Should I Overpay My Mortgage or Increase My Pension Savings?
Everyone has their own unique approach to safeguarding their financial future. There is no such thing as a one-size-fits-all strategy, as it depends entirely on the current financial circumstances and long-term goals of the individual in question.
One of the most contentious points on the subject of future planning is whether it makes more sense to repay your mortgage early or put more money into your retirement pot. Both of which could technically put you in a much stronger financial position in years to come, but which of the two is more advantageous?
Should you pursue the tax benefits of more pension savings at your disposal, or enjoy the freedom of a life with no outstanding mortgage payments?
Overpaying Your Mortgage
For most people, their mortgage is the single biggest debt they will take on during their life. Where possible, it can be tempting to overpay your mortgage, in order to pay off the full balance earlier. Whether you overpay regularly or on occasion is up to you, but the overall benefit is the same, mortgage freedom much sooner.
Overpaying your mortgage can be beneficial in numerous ways. You quickly build equity in your home, enabling you to access much better deals if you decide to remortgage or borrow more. In addition, repaying early can lead to significant savings in long-term interest payments and overall borrowing costs.
Early repayment of a mortgage also means taking full ownership of your home at an earlier date. After which, you will no longer face the potential risk of your home being repossessed, in the event that you fall behind on your repayments.
With average monthly mortgage payments in the UK having now exceeded £750, this amounts to a lot of extra money in your pocket each month after repaying your mortgage early.
Paying Towards your Pension
The alternative option is to continue repaying your mortgage as normal, while investing your extra money in your pension pot. One of the biggest benefits of doing so is the tax relief associated with pension funds, as by adding to your pension pot you are effectively reducing your taxable income.
For example, each time you pay £100 into your pension pot, HMRC tops it up with a further £25. This increases to £50 for higher-rate taxpayers, who stand to benefit even more from the tax incentive.
Each year, you can pay anything up to £40,000 into your pension pot, which in the course of several years could add up to significant pension savings.
What Works for You…

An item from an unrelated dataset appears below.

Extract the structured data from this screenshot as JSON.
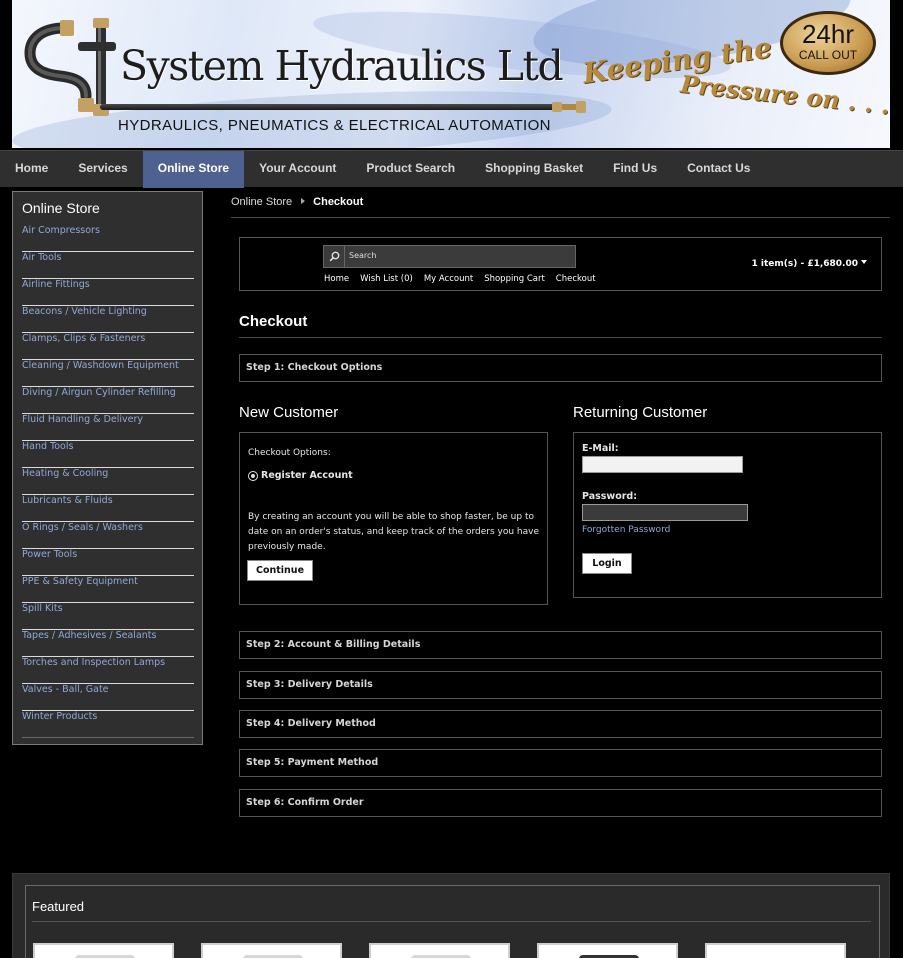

As touched upon previously, making the right decision means deciding what works for you. It depends entirely on whether you want to have more money in your savings when you retire or benefit from mortgage freedom. Both of which could make a huge difference to your financial security following retirement, though in somewhat different ways.

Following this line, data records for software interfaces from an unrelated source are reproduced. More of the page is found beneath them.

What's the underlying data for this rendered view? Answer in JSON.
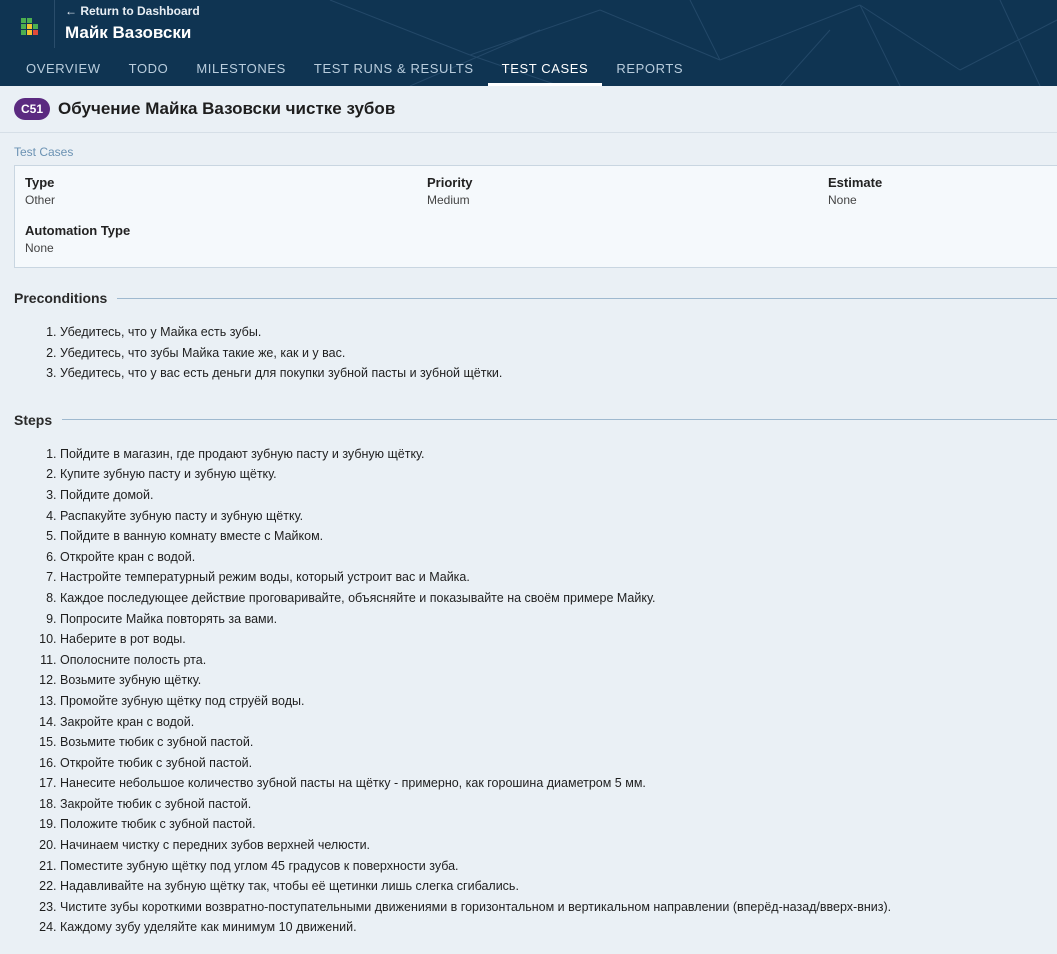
{
  "header": {
    "back_link": "← Return to Dashboard",
    "project_name": "Майк Вазовски",
    "tabs": [
      {
        "label": "OVERVIEW",
        "active": false
      },
      {
        "label": "TODO",
        "active": false
      },
      {
        "label": "MILESTONES",
        "active": false
      },
      {
        "label": "TEST RUNS & RESULTS",
        "active": false
      },
      {
        "label": "TEST CASES",
        "active": true
      },
      {
        "label": "REPORTS",
        "active": false
      }
    ]
  },
  "case": {
    "id": "C51",
    "title": "Обучение Майка Вазовски чистке зубов",
    "breadcrumb": "Test Cases"
  },
  "properties": {
    "type": {
      "label": "Type",
      "value": "Other"
    },
    "priority": {
      "label": "Priority",
      "value": "Medium"
    },
    "estimate": {
      "label": "Estimate",
      "value": "None"
    },
    "automation_type": {
      "label": "Automation Type",
      "value": "None"
    }
  },
  "preconditions": {
    "heading": "Preconditions",
    "items": [
      "Убедитесь, что у Майка есть зубы.",
      "Убедитесь, что зубы Майка такие же, как и у вас.",
      "Убедитесь, что у вас есть деньги для покупки зубной пасты и зубной щётки."
    ]
  },
  "steps": {
    "heading": "Steps",
    "items": [
      "Пойдите в магазин, где продают зубную пасту и зубную щётку.",
      "Купите зубную пасту и зубную щётку.",
      "Пойдите домой.",
      "Распакуйте зубную пасту и зубную щётку.",
      "Пойдите в ванную комнату вместе с Майком.",
      "Откройте кран с водой.",
      "Настройте температурный режим воды, который устроит вас и Майка.",
      "Каждое последующее действие проговаривайте, объясняйте и показывайте на своём примере Майку.",
      "Попросите Майка повторять за вами.",
      "Наберите в рот воды.",
      "Ополосните полость рта.",
      "Возьмите зубную щётку.",
      "Промойте зубную щётку под струёй воды.",
      "Закройте кран с водой.",
      "Возьмите тюбик с зубной пастой.",
      "Откройте тюбик с зубной пастой.",
      "Нанесите небольшое количество зубной пасты на щётку - примерно, как горошина диаметром 5 мм.",
      "Закройте тюбик с зубной пастой.",
      "Положите тюбик с зубной пастой.",
      "Начинаем чистку с передних зубов верхней челюсти.",
      "Поместите зубную щётку под углом 45 градусов к поверхности зуба.",
      "Надавливайте на зубную щётку так, чтобы её щетинки лишь слегка сгибались.",
      "Чистите зубы короткими возвратно-поступательными движениями в горизонтальном и вертикальном направлении (вперёд-назад/вверх-вниз).",
      "Каждому зубу уделяйте как минимум 10 движений."
    ]
  },
  "colors": {
    "header_bg": "#0f3452",
    "case_badge": "#5b2a80",
    "logo_green": "#4caf50",
    "logo_yellow": "#f2c230",
    "logo_red": "#e04a3a"
  },
  "icons": {
    "logo": "app-logo-icon",
    "back": "back-arrow"
  }
}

If in doubt, consult with an independent broker or financial adviser in order to gain a better understanding of the pros and cons of both options.